Tiger Woods Talks Legacy, Parenting And More With NBC’s Mike Tirico

Last Wednesday was a time for reflecting on Tiger Woods’ brilliant career rather than speculating about a potential postscript. And an exclusive sitdown with NBC’s Mike Tirico that aired during Sunday’s Players Championship coverage examined many of the same themes that made Woods’ Hall of Fame speech such a rare window into his vulnerable side. 

“I’m a kid from Southern California that didn’t have a whole lot,” Woods said. “I had two amazing parents, whether I failed or succeeded I would always come back to a home of love.”

The 15-minute chat, which was recorded the night Woods was enshrined in the World Golf Hall of Fame at PGA Tour Headquarters in Ponte Vedra Beach, Fla., touched on everything from the 15-time major champion’s relationship with his parents to his own experiences as a dad to his legendary cut streak and all the rest of his legacy-defining achievements.

Notably, Tirico did not press Woods for an update on his playing status. The outlook is presumably similar to what we heard at the Genesis Invitational in February, when Woods said he would play on the Tour again but expressed frustration about the pace of his recovery.
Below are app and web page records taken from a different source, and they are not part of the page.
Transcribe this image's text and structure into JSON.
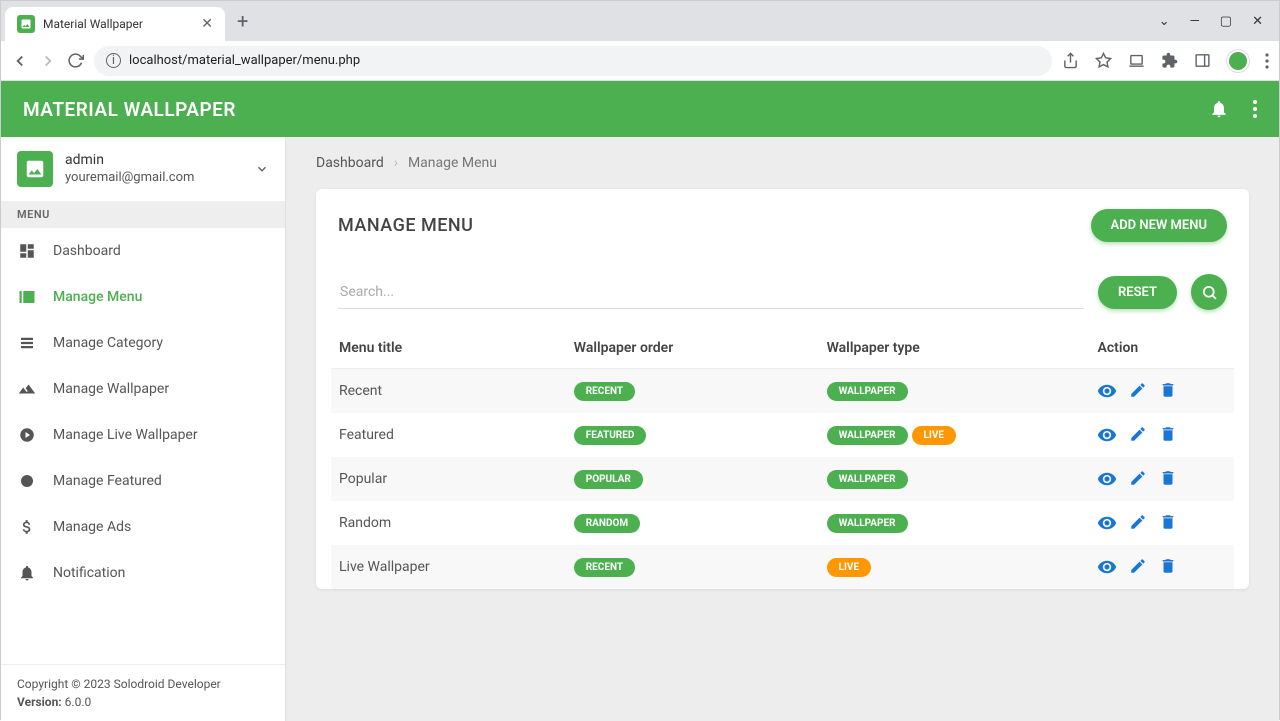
{
  "browser": {
    "tab_title": "Material Wallpaper",
    "url": "localhost/material_wallpaper/menu.php"
  },
  "header": {
    "title": "MATERIAL WALLPAPER"
  },
  "user": {
    "name": "admin",
    "email": "youremail@gmail.com"
  },
  "sidebar": {
    "section_label": "MENU",
    "items": [
      {
        "label": "Dashboard"
      },
      {
        "label": "Manage Menu"
      },
      {
        "label": "Manage Category"
      },
      {
        "label": "Manage Wallpaper"
      },
      {
        "label": "Manage Live Wallpaper"
      },
      {
        "label": "Manage Featured"
      },
      {
        "label": "Manage Ads"
      },
      {
        "label": "Notification"
      }
    ],
    "footer": {
      "copyright": "Copyright © 2023 Solodroid Developer",
      "version_label": "Version:",
      "version": "6.0.0"
    }
  },
  "breadcrumb": {
    "root": "Dashboard",
    "current": "Manage Menu"
  },
  "page": {
    "title": "MANAGE MENU",
    "add_button": "ADD NEW MENU",
    "search_placeholder": "Search...",
    "reset_button": "RESET"
  },
  "table": {
    "headers": {
      "title": "Menu title",
      "order": "Wallpaper order",
      "type": "Wallpaper type",
      "action": "Action"
    },
    "rows": [
      {
        "title": "Recent",
        "order": [
          {
            "text": "RECENT",
            "color": "green"
          }
        ],
        "type": [
          {
            "text": "WALLPAPER",
            "color": "green"
          }
        ]
      },
      {
        "title": "Featured",
        "order": [
          {
            "text": "FEATURED",
            "color": "green"
          }
        ],
        "type": [
          {
            "text": "WALLPAPER",
            "color": "green"
          },
          {
            "text": "LIVE",
            "color": "orange"
          }
        ]
      },
      {
        "title": "Popular",
        "order": [
          {
            "text": "POPULAR",
            "color": "green"
          }
        ],
        "type": [
          {
            "text": "WALLPAPER",
            "color": "green"
          }
        ]
      },
      {
        "title": "Random",
        "order": [
          {
            "text": "RANDOM",
            "color": "green"
          }
        ],
        "type": [
          {
            "text": "WALLPAPER",
            "color": "green"
          }
        ]
      },
      {
        "title": "Live Wallpaper",
        "order": [
          {
            "text": "RECENT",
            "color": "green"
          }
        ],
        "type": [
          {
            "text": "LIVE",
            "color": "orange"
          }
        ]
      }
    ]
  }
}
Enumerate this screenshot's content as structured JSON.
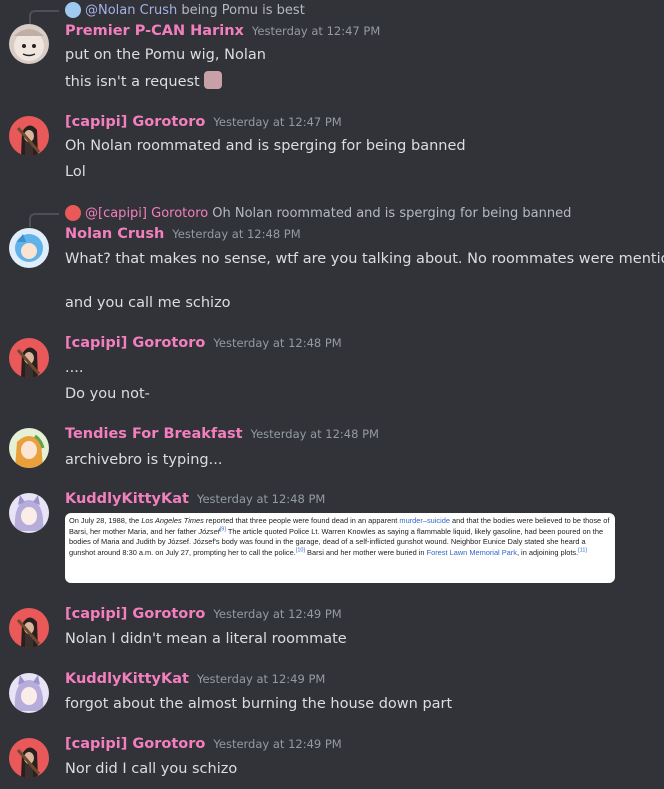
{
  "colors": {
    "background": "#313338",
    "username": "#f47fbe",
    "text": "#dbdee1",
    "timestamp": "#949ba4"
  },
  "messages": [
    {
      "reply": {
        "name": "@Nolan Crush",
        "text": "being Pomu is best"
      },
      "author": "Premier P-CAN Harinx",
      "timestamp": "Yesterday at 12:47 PM",
      "lines": [
        "put on the Pomu wig, Nolan",
        "this isn't a request"
      ]
    },
    {
      "author": "[capipi] Gorotoro",
      "timestamp": "Yesterday at 12:47 PM",
      "lines": [
        "Oh Nolan roommated and is sperging for being banned",
        "Lol"
      ]
    },
    {
      "reply": {
        "name": "@[capipi] Gorotoro",
        "text": "Oh Nolan roommated and is sperging for being banned"
      },
      "author": "Nolan Crush",
      "timestamp": "Yesterday at 12:48 PM",
      "lines": [
        "What? that makes no sense, wtf are you talking about. No roommates were mentioned",
        "and you call me schizo"
      ]
    },
    {
      "author": "[capipi] Gorotoro",
      "timestamp": "Yesterday at 12:48 PM",
      "lines": [
        "....",
        "Do you not-"
      ]
    },
    {
      "author": "Tendies For Breakfast",
      "timestamp": "Yesterday at 12:48 PM",
      "lines": [
        "archivebro is typing..."
      ]
    },
    {
      "author": "KuddlyKittyKat",
      "timestamp": "Yesterday at 12:48 PM",
      "embed": {
        "t1": "On July 28, 1988, the ",
        "t2": "Los Angeles Times",
        "t3": " reported that three people were found dead in an apparent ",
        "link1": "murder–suicide",
        "t4": " and that the bodies were believed to be those of Barsi, her mother Maria, and her father ",
        "t5": "József",
        "ref1": "[9]",
        "t6": " The article quoted Police Lt. Warren Knowles as saying a flammable liquid, likely gasoline, had been poured on the bodies of Maria and Judith by József. József's body was found in the garage, dead of a self-inflicted gunshot wound. Neighbor Eunice Daly stated she heard a gunshot around 8:30 a.m. on July 27, prompting her to call the police.",
        "ref2": "[10]",
        "t7": " Barsi and her mother were buried in ",
        "link2": "Forest Lawn Memorial Park",
        "t8": ", in adjoining plots.",
        "ref3": "[11]"
      }
    },
    {
      "author": "[capipi] Gorotoro",
      "timestamp": "Yesterday at 12:49 PM",
      "lines": [
        "Nolan I didn't mean a literal roommate"
      ]
    },
    {
      "author": "KuddlyKittyKat",
      "timestamp": "Yesterday at 12:49 PM",
      "lines": [
        "forgot about the almost burning the house down part"
      ]
    },
    {
      "author": "[capipi] Gorotoro",
      "timestamp": "Yesterday at 12:49 PM",
      "lines": [
        "Nor did I call you schizo"
      ]
    }
  ]
}
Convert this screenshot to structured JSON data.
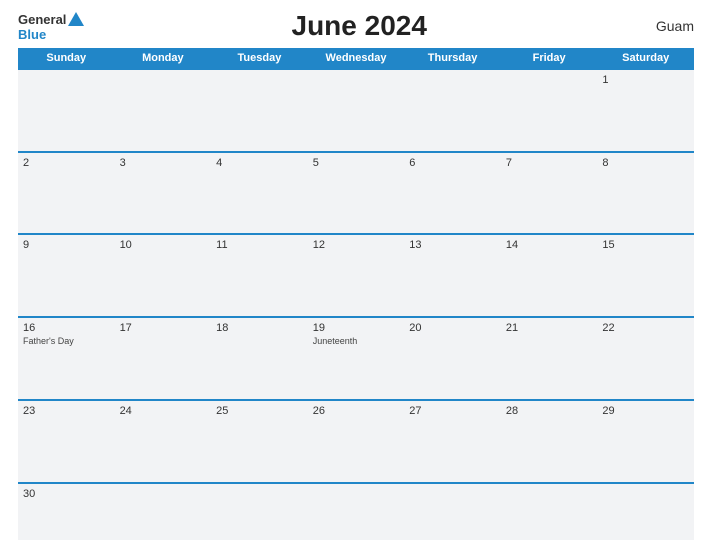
{
  "header": {
    "title": "June 2024",
    "region": "Guam",
    "logo_general": "General",
    "logo_blue": "Blue"
  },
  "days": {
    "headers": [
      "Sunday",
      "Monday",
      "Tuesday",
      "Wednesday",
      "Thursday",
      "Friday",
      "Saturday"
    ]
  },
  "weeks": [
    {
      "cells": [
        {
          "date": "",
          "empty": true
        },
        {
          "date": "",
          "empty": true
        },
        {
          "date": "",
          "empty": true
        },
        {
          "date": "",
          "empty": true
        },
        {
          "date": "",
          "empty": true
        },
        {
          "date": "",
          "empty": true
        },
        {
          "date": "1",
          "event": ""
        }
      ]
    },
    {
      "cells": [
        {
          "date": "2",
          "event": ""
        },
        {
          "date": "3",
          "event": ""
        },
        {
          "date": "4",
          "event": ""
        },
        {
          "date": "5",
          "event": ""
        },
        {
          "date": "6",
          "event": ""
        },
        {
          "date": "7",
          "event": ""
        },
        {
          "date": "8",
          "event": ""
        }
      ]
    },
    {
      "cells": [
        {
          "date": "9",
          "event": ""
        },
        {
          "date": "10",
          "event": ""
        },
        {
          "date": "11",
          "event": ""
        },
        {
          "date": "12",
          "event": ""
        },
        {
          "date": "13",
          "event": ""
        },
        {
          "date": "14",
          "event": ""
        },
        {
          "date": "15",
          "event": ""
        }
      ]
    },
    {
      "cells": [
        {
          "date": "16",
          "event": "Father's Day"
        },
        {
          "date": "17",
          "event": ""
        },
        {
          "date": "18",
          "event": ""
        },
        {
          "date": "19",
          "event": "Juneteenth"
        },
        {
          "date": "20",
          "event": ""
        },
        {
          "date": "21",
          "event": ""
        },
        {
          "date": "22",
          "event": ""
        }
      ]
    },
    {
      "cells": [
        {
          "date": "23",
          "event": ""
        },
        {
          "date": "24",
          "event": ""
        },
        {
          "date": "25",
          "event": ""
        },
        {
          "date": "26",
          "event": ""
        },
        {
          "date": "27",
          "event": ""
        },
        {
          "date": "28",
          "event": ""
        },
        {
          "date": "29",
          "event": ""
        }
      ]
    },
    {
      "cells": [
        {
          "date": "30",
          "event": ""
        },
        {
          "date": "",
          "empty": true
        },
        {
          "date": "",
          "empty": true
        },
        {
          "date": "",
          "empty": true
        },
        {
          "date": "",
          "empty": true
        },
        {
          "date": "",
          "empty": true
        },
        {
          "date": "",
          "empty": true
        }
      ]
    }
  ]
}
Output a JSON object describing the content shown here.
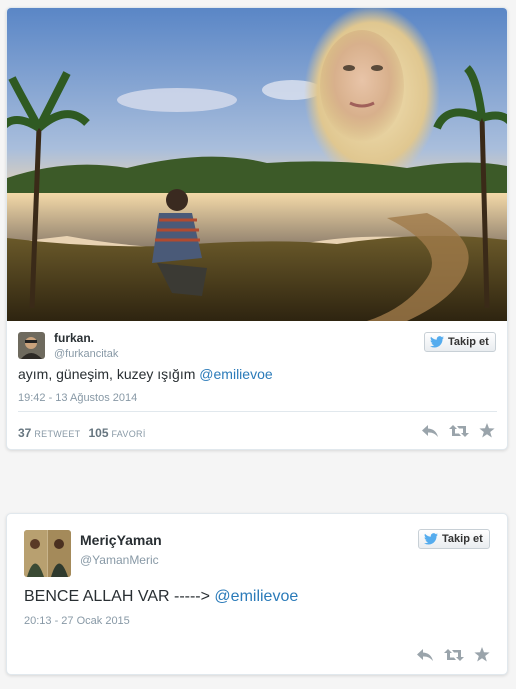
{
  "tweets": [
    {
      "display_name": "furkan.",
      "handle": "@furkancitak",
      "text": "ayım, güneşim, kuzey ışığım",
      "mention": "@emilievoe",
      "timestamp": "19:42 - 13 Ağustos 2014",
      "retweet_count": "37",
      "retweet_label": "RETWEET",
      "favorite_count": "105",
      "favorite_label": "FAVORİ",
      "follow_label": "Takip et",
      "has_photo": true
    },
    {
      "display_name": "MeriçYaman",
      "handle": "@YamanMeric",
      "text": "BENCE ALLAH VAR ----->",
      "mention": "@emilievoe",
      "timestamp": "20:13 - 27 Ocak 2015",
      "follow_label": "Takip et"
    }
  ],
  "colors": {
    "link": "#2b7bb9",
    "muted": "#8899a6",
    "twitter_blue": "#55acee"
  },
  "icons": [
    "twitter-bird-icon",
    "reply-icon",
    "retweet-icon",
    "favorite-star-icon"
  ]
}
Here are some highlights from Sunday’s interview:

  • Woods confessed to always being more afraid of his mother, Kultida, than his father, Earl.
  • Seeing the shift from how golf repeatedly “hurt their dad” to watching him win again has been a gratifying development in Woods’ relationship with his daughter, Sam, and son, Charlie.
  • Woods admitted that well before his rollover crash in February 2021, he assumed back injuries had brought a premature end to his career.